Beeswarm chart for categorical data

 Biomedical journal articles are full of categorical data, showing data for control and case groups using barplots with whiskers. While these are popular, that type of chart can hide the underlying data patterns and are discouraged by statisticians. There are other alternatives such as boxplots, violin charts and strip charts, but I've become a big fan of beeswarm charts lately. The reason is that beeswarms show the distribution just like violin plots but have the benefit of showing the individual points, which is helpful if sample size varies between categories. The way I like to emply beeswarm charts is to first create a boxplot and then overlay the beeswarm. With that approach, the mean and interquartile ranges are shown, along with the actual datapoints. Here's the result. Some notes on how to make this chart: First step is to collect the data into a list of vectors, see the example code below for the iris dataset. Then make the boxplot. And finally the beeswarm plot with a

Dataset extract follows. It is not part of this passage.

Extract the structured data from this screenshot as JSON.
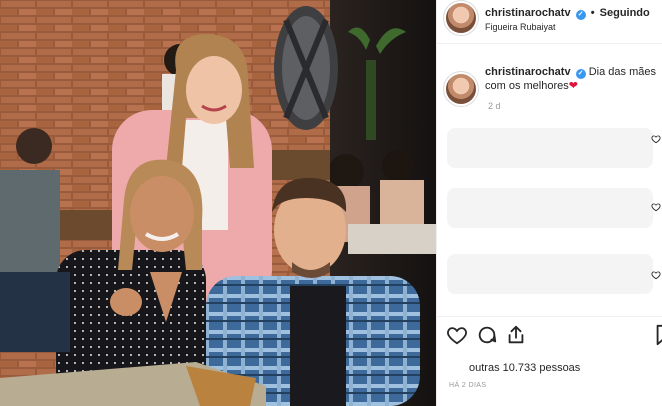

Mass download from google drive using R

Google drive is great for sharing documents and other small files but it's definitely not suited to moving  many large files around. For example I just received 170 fastq files that are about 200 MB in size. If you use the browser to download the whole folder, the web app will zip the contents for you which will take a LOOONG time. Alternatively you can download each and every one of those files one by one, which is annoying and prone to human error. You can insist to your collaborators to transfer in a different way, but there are not that many user-friendly and economic approaches. Your biologist collaborators probably won't be able to use rsync  to get the data to you safely. And fast convenient tools for moving around large files like Hightail cost a lot of money. A good solution to this problem is to use the R package googledrive  which enables command line automation of tasks that might take a long time manually. The package vignette has a good overview of the main comma